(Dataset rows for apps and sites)
%%

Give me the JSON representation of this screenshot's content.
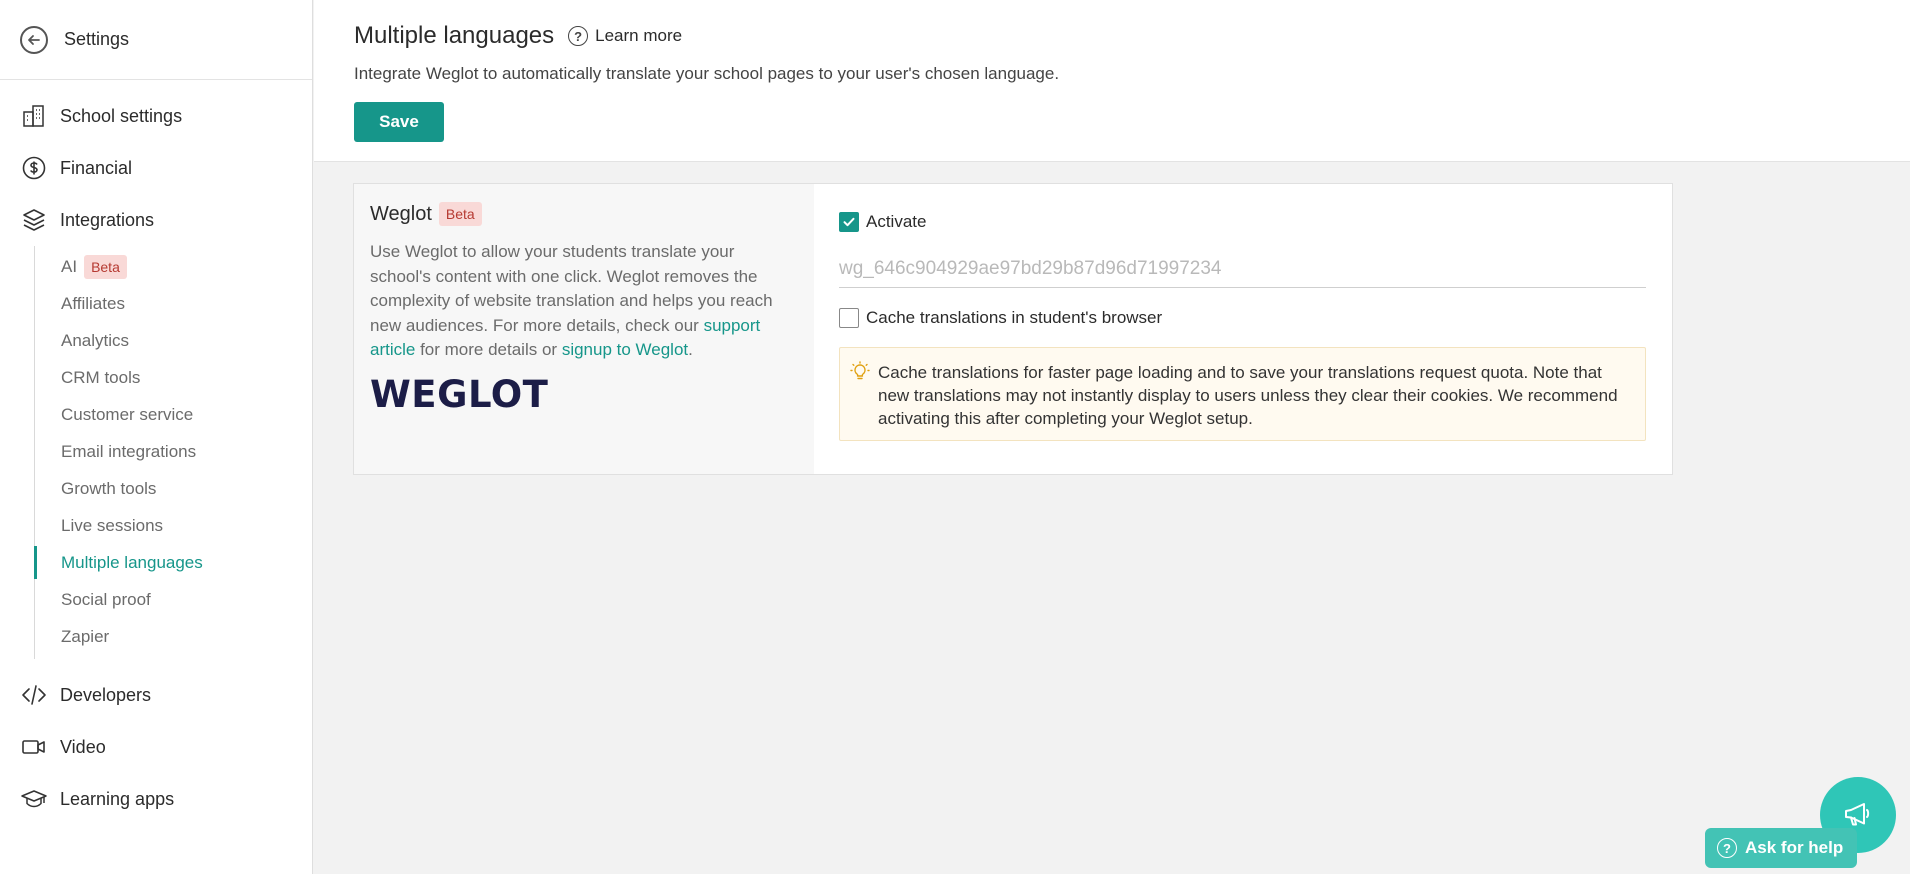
{
  "sidebar": {
    "back_label": "Settings",
    "top_items": [
      {
        "label": "School settings",
        "icon": "building-icon"
      },
      {
        "label": "Financial",
        "icon": "dollar-circle-icon"
      },
      {
        "label": "Integrations",
        "icon": "layers-icon"
      }
    ],
    "integrations": {
      "items": [
        {
          "label": "AI",
          "badge": "Beta"
        },
        {
          "label": "Affiliates"
        },
        {
          "label": "Analytics"
        },
        {
          "label": "CRM tools"
        },
        {
          "label": "Customer service"
        },
        {
          "label": "Email integrations"
        },
        {
          "label": "Growth tools"
        },
        {
          "label": "Live sessions"
        },
        {
          "label": "Multiple languages",
          "active": true
        },
        {
          "label": "Social proof"
        },
        {
          "label": "Zapier"
        }
      ]
    },
    "bottom_items": [
      {
        "label": "Developers",
        "icon": "code-icon"
      },
      {
        "label": "Video",
        "icon": "video-camera-icon"
      },
      {
        "label": "Learning apps",
        "icon": "graduation-cap-icon"
      }
    ]
  },
  "header": {
    "title": "Multiple languages",
    "learn_more": "Learn more",
    "description": "Integrate Weglot to automatically translate your school pages to your user's chosen language.",
    "save_label": "Save"
  },
  "weglot": {
    "title": "Weglot",
    "badge": "Beta",
    "description_start": "Use Weglot to allow your students translate your school's content with one click. Weglot removes the complexity of website translation and helps you reach new audiences. For more details, check our ",
    "link_support": "support article",
    "description_mid": " for more details or ",
    "link_signup": "signup to Weglot",
    "description_end": ".",
    "logo_text": "WEGLOT",
    "activate_label": "Activate",
    "activate_checked": true,
    "api_key_value": "wg_646c904929ae97bd29b87d96d71997234",
    "cache_label": "Cache translations in student's browser",
    "cache_checked": false,
    "notice": "Cache translations for faster page loading and to save your translations request quota. Note that new translations may not instantly display to users unless they clear their cookies. We recommend activating this after completing your Weglot setup."
  },
  "help": {
    "ask_label": "Ask for help"
  },
  "colors": {
    "accent": "#16968a",
    "badge_bg": "#f9d9d7",
    "badge_text": "#b63a32",
    "notice_bg": "#fffaf0",
    "fab": "#2fc6b7"
  }
}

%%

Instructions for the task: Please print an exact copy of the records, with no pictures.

Output of the exercise:
Give me the JSON representation of this screenshot's content.
{
  "sidebar": {
    "back_label": "Settings",
    "top_items": [
      {
        "label": "School settings",
        "icon": "building-icon"
      },
      {
        "label": "Financial",
        "icon": "dollar-circle-icon"
      },
      {
        "label": "Integrations",
        "icon": "layers-icon"
      }
    ],
    "integrations": {
      "items": [
        {
          "label": "AI",
          "badge": "Beta"
        },
        {
          "label": "Affiliates"
        },
        {
          "label": "Analytics"
        },
        {
          "label": "CRM tools"
        },
        {
          "label": "Customer service"
        },
        {
          "label": "Email integrations"
        },
        {
          "label": "Growth tools"
        },
        {
          "label": "Live sessions"
        },
        {
          "label": "Multiple languages",
          "active": true
        },
        {
          "label": "Social proof"
        },
        {
          "label": "Zapier"
        }
      ]
    },
    "bottom_items": [
      {
        "label": "Developers",
        "icon": "code-icon"
      },
      {
        "label": "Video",
        "icon": "video-camera-icon"
      },
      {
        "label": "Learning apps",
        "icon": "graduation-cap-icon"
      }
    ]
  },
  "header": {
    "title": "Multiple languages",
    "learn_more": "Learn more",
    "description": "Integrate Weglot to automatically translate your school pages to your user's chosen language.",
    "save_label": "Save"
  },
  "weglot": {
    "title": "Weglot",
    "badge": "Beta",
    "description_start": "Use Weglot to allow your students translate your school's content with one click. Weglot removes the complexity of website translation and helps you reach new audiences. For more details, check our ",
    "link_support": "support article",
    "description_mid": " for more details or ",
    "link_signup": "signup to Weglot",
    "description_end": ".",
    "logo_text": "WEGLOT",
    "activate_label": "Activate",
    "activate_checked": true,
    "api_key_value": "wg_646c904929ae97bd29b87d96d71997234",
    "cache_label": "Cache translations in student's browser",
    "cache_checked": false,
    "notice": "Cache translations for faster page loading and to save your translations request quota. Note that new translations may not instantly display to users unless they clear their cookies. We recommend activating this after completing your Weglot setup."
  },
  "help": {
    "ask_label": "Ask for help"
  },
  "colors": {
    "accent": "#16968a",
    "badge_bg": "#f9d9d7",
    "badge_text": "#b63a32",
    "notice_bg": "#fffaf0",
    "fab": "#2fc6b7"
  }
}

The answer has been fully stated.